What’s so maddening about this case is that GMO patent-holders have utterly shifted the moral presumptions about what should be normal and proper. Increasingly, nature has no right to reproduce itself. The public has no general right to enjoy the gifts of nature. Farmers cannot necessarily continue their ancient practices of sharing seeds. And so the pernicious logic of marketization overwhelms the commons by enshrining a theory of value that deliberately ignores custom, public needs and natural processes.
It all started in 1980 with the Chakrabarty case, in which the U.S. Supreme Court allowed the patenting of a bacterium. That has led to the patenting of GMO seeds and cloned mice. Now, if Monsanto prevails, this latest ruling will likely privilege the privatization of live vaccines, cell lines, DNA used in medical research and treatments, and beyond.

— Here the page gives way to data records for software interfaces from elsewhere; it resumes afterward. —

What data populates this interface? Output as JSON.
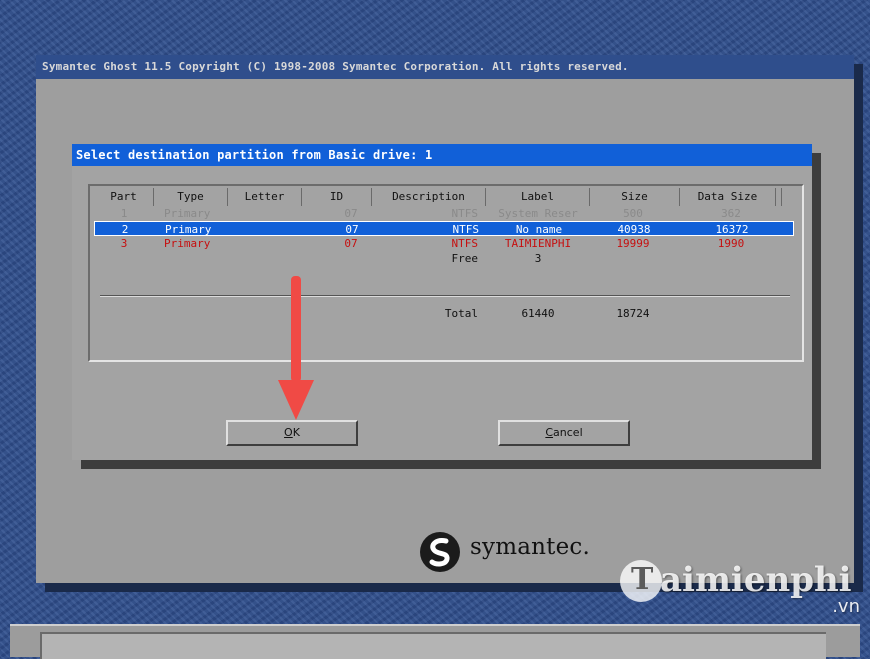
{
  "window": {
    "title": "Symantec Ghost 11.5   Copyright (C) 1998-2008 Symantec Corporation. All rights reserved."
  },
  "dialog": {
    "title": "Select destination partition from Basic drive: 1"
  },
  "table": {
    "columns": [
      "Part",
      "Type",
      "Letter",
      "ID",
      "Description",
      "Label",
      "Size",
      "Data Size"
    ],
    "rows": [
      {
        "part": "1",
        "type": "Primary",
        "id": "07",
        "description": "NTFS",
        "label": "System Reser",
        "size": "500",
        "data_size": "362",
        "state": "disabled"
      },
      {
        "part": "2",
        "type": "Primary",
        "id": "07",
        "description": "NTFS",
        "label": "No name",
        "size": "40938",
        "data_size": "16372",
        "state": "selected"
      },
      {
        "part": "3",
        "type": "Primary",
        "id": "07",
        "description": "NTFS",
        "label": "TAIMIENPHI",
        "size": "19999",
        "data_size": "1990",
        "state": "highlighted"
      },
      {
        "description": "Free",
        "label": "3"
      }
    ],
    "total": {
      "description": "Total",
      "label": "61440",
      "size": "18724"
    }
  },
  "buttons": {
    "ok": {
      "accel": "O",
      "rest": "K"
    },
    "cancel": {
      "accel": "C",
      "rest": "ancel"
    }
  },
  "brand": {
    "logo_text": "symantec."
  },
  "watermark": {
    "text": "aimienphi",
    "suffix": ".vn"
  },
  "colors": {
    "desktop": "#2f4e8c",
    "selection": "#1160d8",
    "highlight_red": "#c60f0f",
    "arrow_red": "#f04a45"
  }
}
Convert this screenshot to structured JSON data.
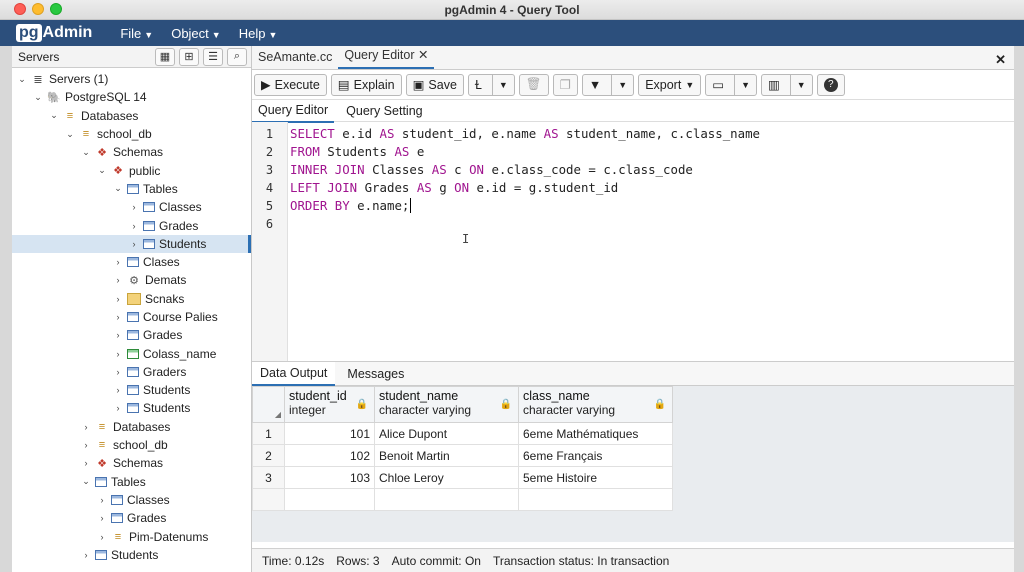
{
  "window": {
    "title": "pgAdmin 4 - Query Tool"
  },
  "app": {
    "logo_pg": "pg",
    "logo_admin": "Admin",
    "menu": [
      "File",
      "Object",
      "Help"
    ]
  },
  "browser": {
    "title": "Servers",
    "tree": [
      {
        "label": "Servers (1)",
        "icon": "server-icon",
        "depth": 0,
        "chevron": "down"
      },
      {
        "label": "PostgreSQL 14",
        "icon": "elephant-icon",
        "depth": 1,
        "chevron": "down"
      },
      {
        "label": "Databases",
        "icon": "database-icon",
        "depth": 2,
        "chevron": "down"
      },
      {
        "label": "school_db",
        "icon": "database-icon",
        "depth": 3,
        "chevron": "down"
      },
      {
        "label": "Schemas",
        "icon": "schema-icon",
        "depth": 4,
        "chevron": "down"
      },
      {
        "label": "public",
        "icon": "schema-icon",
        "depth": 5,
        "chevron": "down"
      },
      {
        "label": "Tables",
        "icon": "tables-icon",
        "depth": 6,
        "chevron": "down"
      },
      {
        "label": "Classes",
        "icon": "table-icon",
        "depth": 7,
        "chevron": "right"
      },
      {
        "label": "Grades",
        "icon": "table-icon",
        "depth": 7,
        "chevron": "right"
      },
      {
        "label": "Students",
        "icon": "table-icon",
        "depth": 7,
        "chevron": "right",
        "selected": true
      },
      {
        "label": "Clases",
        "icon": "tables-icon",
        "depth": 6,
        "chevron": "right"
      },
      {
        "label": "Demats",
        "icon": "gear-icon",
        "depth": 6,
        "chevron": "right"
      },
      {
        "label": "Scnaks",
        "icon": "folder-icon",
        "depth": 6,
        "chevron": "right"
      },
      {
        "label": "Course Palies",
        "icon": "tables-icon",
        "depth": 6,
        "chevron": "right"
      },
      {
        "label": "Grades",
        "icon": "table-icon",
        "depth": 6,
        "chevron": "right"
      },
      {
        "label": "Colass_name",
        "icon": "green-table-icon",
        "depth": 6,
        "chevron": "right"
      },
      {
        "label": "Graders",
        "icon": "table-icon",
        "depth": 6,
        "chevron": "right"
      },
      {
        "label": "Students",
        "icon": "table-icon",
        "depth": 6,
        "chevron": "right"
      },
      {
        "label": "Students",
        "icon": "table-icon",
        "depth": 6,
        "chevron": "right"
      },
      {
        "label": "Databases",
        "icon": "database-icon",
        "depth": 4,
        "chevron": "right"
      },
      {
        "label": "school_db",
        "icon": "database-icon",
        "depth": 4,
        "chevron": "right"
      },
      {
        "label": "Schemas",
        "icon": "schema-icon",
        "depth": 4,
        "chevron": "right"
      },
      {
        "label": "Tables",
        "icon": "tables-icon",
        "depth": 4,
        "chevron": "down"
      },
      {
        "label": "Classes",
        "icon": "tables-icon",
        "depth": 5,
        "chevron": "right"
      },
      {
        "label": "Grades",
        "icon": "tables-icon",
        "depth": 5,
        "chevron": "right"
      },
      {
        "label": "Pim-Datenums",
        "icon": "database-icon",
        "depth": 5,
        "chevron": "right"
      },
      {
        "label": "Students",
        "icon": "table-icon",
        "depth": 4,
        "chevron": "right"
      }
    ]
  },
  "tabs": [
    {
      "label": "SeAmante.cc",
      "active": false
    },
    {
      "label": "Query Editor",
      "active": true,
      "closable": true
    }
  ],
  "toolbar": {
    "execute": "Execute",
    "explain": "Explain",
    "save": "Save",
    "export": "Export"
  },
  "subtabs": [
    "Query Editor",
    "Query Setting"
  ],
  "editor": {
    "line_numbers": [
      "1",
      "2",
      "3",
      "4",
      "5",
      "6"
    ],
    "lines": [
      [
        {
          "k": "SELECT"
        },
        {
          "t": " e.id "
        },
        {
          "k": "AS"
        },
        {
          "t": " student_id, e.name "
        },
        {
          "k": "AS"
        },
        {
          "t": " student_name, c.class_name"
        }
      ],
      [
        {
          "k": "FROM"
        },
        {
          "t": " Students "
        },
        {
          "k": "AS"
        },
        {
          "t": " e"
        }
      ],
      [
        {
          "k": "INNER JOIN"
        },
        {
          "t": " Classes "
        },
        {
          "k": "AS"
        },
        {
          "t": " c "
        },
        {
          "k": "ON"
        },
        {
          "t": " e.class_code = c.class_code"
        }
      ],
      [
        {
          "k": "LEFT JOIN"
        },
        {
          "t": " Grades "
        },
        {
          "k": "AS"
        },
        {
          "t": " g "
        },
        {
          "k": "ON"
        },
        {
          "t": " e.id = g.student_id"
        }
      ],
      [
        {
          "k": "ORDER BY"
        },
        {
          "t": " e.name;"
        }
      ],
      []
    ]
  },
  "output_tabs": [
    "Data Output",
    "Messages"
  ],
  "grid": {
    "columns": [
      {
        "name": "student_id",
        "type": "integer"
      },
      {
        "name": "student_name",
        "type": "character varying"
      },
      {
        "name": "class_name",
        "type": "character varying"
      }
    ],
    "rows": [
      {
        "n": "1",
        "student_id": "101",
        "student_name": "Alice Dupont",
        "class_name": "6eme Mathématiques"
      },
      {
        "n": "2",
        "student_id": "102",
        "student_name": "Benoit Martin",
        "class_name": "6eme Français"
      },
      {
        "n": "3",
        "student_id": "103",
        "student_name": "Chloe Leroy",
        "class_name": "5eme Histoire"
      }
    ]
  },
  "status": {
    "time": "Time: 0.12s",
    "rows": "Rows: 3",
    "autocommit": "Auto commit: On",
    "transaction": "Transaction status: In transaction"
  },
  "colors": {
    "brand": "#2c4f7c",
    "keyword": "#a0148f",
    "accent": "#2c6fb3"
  }
}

There is a movement afoot in some farmer circles of creating a copyleft equivalent for seeds, so that farmers can cultivate their own agricultural equivalent of open-source crops. This may be the only solution: growing a new sector of open-source farming with explicit legal protections for sharing. A hack on the law, just like the General Public License for free software.
Take note that the arrival of Linux and other open source software programs did not destroy the proprietary tech sector. It invigorated it with fresh competition and innovation, and the tech world has never been healthier. For-profit tech businesses continue to thrive in fruitful synergy with open source software platforms. But Monsanto would rather be like Microsoft circa 1998, when it controlled 90 percent of all desktop computer operating systems. It’s far easier to be a bloated bully protected by monopoly patents and backdoor public subsidies than it is to really compete and innovate in sustainable, long-term ways.

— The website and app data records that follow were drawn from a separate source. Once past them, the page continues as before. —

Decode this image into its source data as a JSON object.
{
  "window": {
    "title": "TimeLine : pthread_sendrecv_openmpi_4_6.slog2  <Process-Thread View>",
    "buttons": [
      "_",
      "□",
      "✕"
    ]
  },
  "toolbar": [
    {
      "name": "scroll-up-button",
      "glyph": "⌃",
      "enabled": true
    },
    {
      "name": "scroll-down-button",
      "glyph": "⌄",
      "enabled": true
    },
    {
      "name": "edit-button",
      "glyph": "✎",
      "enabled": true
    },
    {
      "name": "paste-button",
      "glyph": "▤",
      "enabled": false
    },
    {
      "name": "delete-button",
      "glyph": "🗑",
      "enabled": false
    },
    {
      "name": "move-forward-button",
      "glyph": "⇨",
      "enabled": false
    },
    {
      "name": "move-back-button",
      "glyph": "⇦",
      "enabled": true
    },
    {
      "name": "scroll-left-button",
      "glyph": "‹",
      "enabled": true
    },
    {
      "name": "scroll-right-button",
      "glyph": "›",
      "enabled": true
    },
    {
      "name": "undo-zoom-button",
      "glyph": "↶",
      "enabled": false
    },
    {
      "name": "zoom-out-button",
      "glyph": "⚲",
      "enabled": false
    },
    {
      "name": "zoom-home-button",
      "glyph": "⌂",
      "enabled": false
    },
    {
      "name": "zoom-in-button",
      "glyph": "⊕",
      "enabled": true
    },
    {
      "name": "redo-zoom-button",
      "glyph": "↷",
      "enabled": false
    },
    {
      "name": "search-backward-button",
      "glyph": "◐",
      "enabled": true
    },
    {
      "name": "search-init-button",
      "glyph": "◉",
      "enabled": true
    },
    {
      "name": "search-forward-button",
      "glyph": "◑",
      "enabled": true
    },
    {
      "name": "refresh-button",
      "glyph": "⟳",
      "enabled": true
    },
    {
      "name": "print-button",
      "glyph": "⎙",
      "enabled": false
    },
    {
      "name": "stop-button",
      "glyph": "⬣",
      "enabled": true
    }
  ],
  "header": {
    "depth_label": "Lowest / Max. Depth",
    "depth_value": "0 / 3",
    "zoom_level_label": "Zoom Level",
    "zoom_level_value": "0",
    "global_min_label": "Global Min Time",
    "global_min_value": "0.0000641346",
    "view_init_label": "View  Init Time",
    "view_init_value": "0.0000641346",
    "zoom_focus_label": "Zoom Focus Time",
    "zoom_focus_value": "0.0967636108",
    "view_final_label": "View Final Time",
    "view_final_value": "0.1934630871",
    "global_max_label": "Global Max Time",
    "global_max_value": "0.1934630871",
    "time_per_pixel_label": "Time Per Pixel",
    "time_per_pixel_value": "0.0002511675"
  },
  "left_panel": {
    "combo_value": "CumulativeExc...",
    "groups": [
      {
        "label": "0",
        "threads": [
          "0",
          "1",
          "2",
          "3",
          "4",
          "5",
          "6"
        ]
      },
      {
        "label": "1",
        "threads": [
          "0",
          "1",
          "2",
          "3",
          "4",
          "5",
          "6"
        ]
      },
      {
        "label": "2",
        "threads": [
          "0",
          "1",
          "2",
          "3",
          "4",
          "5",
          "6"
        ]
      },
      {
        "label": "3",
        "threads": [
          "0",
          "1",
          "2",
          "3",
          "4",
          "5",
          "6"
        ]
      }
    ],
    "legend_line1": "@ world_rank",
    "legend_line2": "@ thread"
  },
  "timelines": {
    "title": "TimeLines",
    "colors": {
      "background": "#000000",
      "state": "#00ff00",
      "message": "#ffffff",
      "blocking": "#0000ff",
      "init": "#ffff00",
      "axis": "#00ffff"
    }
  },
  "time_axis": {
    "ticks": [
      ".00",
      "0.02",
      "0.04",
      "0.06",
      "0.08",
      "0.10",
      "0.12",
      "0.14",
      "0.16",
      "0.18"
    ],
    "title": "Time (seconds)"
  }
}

The other patent case pending at the Supreme Court involves two “breast cancer susceptabilitiy genes” that Myriad Genetics of Utah owns. The patent has allowed Myriad to monopolize a diagnostic test for breast cancer – and to impede researchers from investigating breast cancer lest they run afoul of the patent.
I recently encountered one of the best accounts of the Myriad case around – a lengthy article, “Can They Patent Your Genes?” by Daniel Kevles, in the New York Review of Books. The scientific and legal details of the case are quite involved, but Kelves does a great job of explaining things.
He notes, for example, that case law has developed the idea that while nature itself can’t be owned, the processes or products of extracting, purifying or making useful some element of nature can be protected under patent law. So while a gene itself may not be literally patentable, a company that extracts a gene from a human body and then “chemically disentangles it from its chromosomal housing [to make] a new composition of matter,” in Kevles words, may be entitled to a patent. The idea is that the “inventor” is entitled to a private property right if it transforms a natural element in some novel, useful way. But if you take a yolk from an egg or gold from a stream bed, does that qualify? Kevles asks rhetorically. Invest millions of dollars in the process and become a big industry, and the chances are good that the U.S. Supreme Court will say yes.
Under the U.S. Constitution, patents are supposed to advance “the progress of science and the useful arts.” As these two cases illustration, they are doing precisely the opposite. Patents are building concentrated monopolies, thwarting competition, and subordinating natural processes to market alternatives that are lucrative and ecologically dubious. Embedded as it is in free-market economic theory and property rights, the patent system almost literally cannot comprehend the generative capacities of commons. The U.S. Supreme Court is likely to confirm this dismal truth very soon.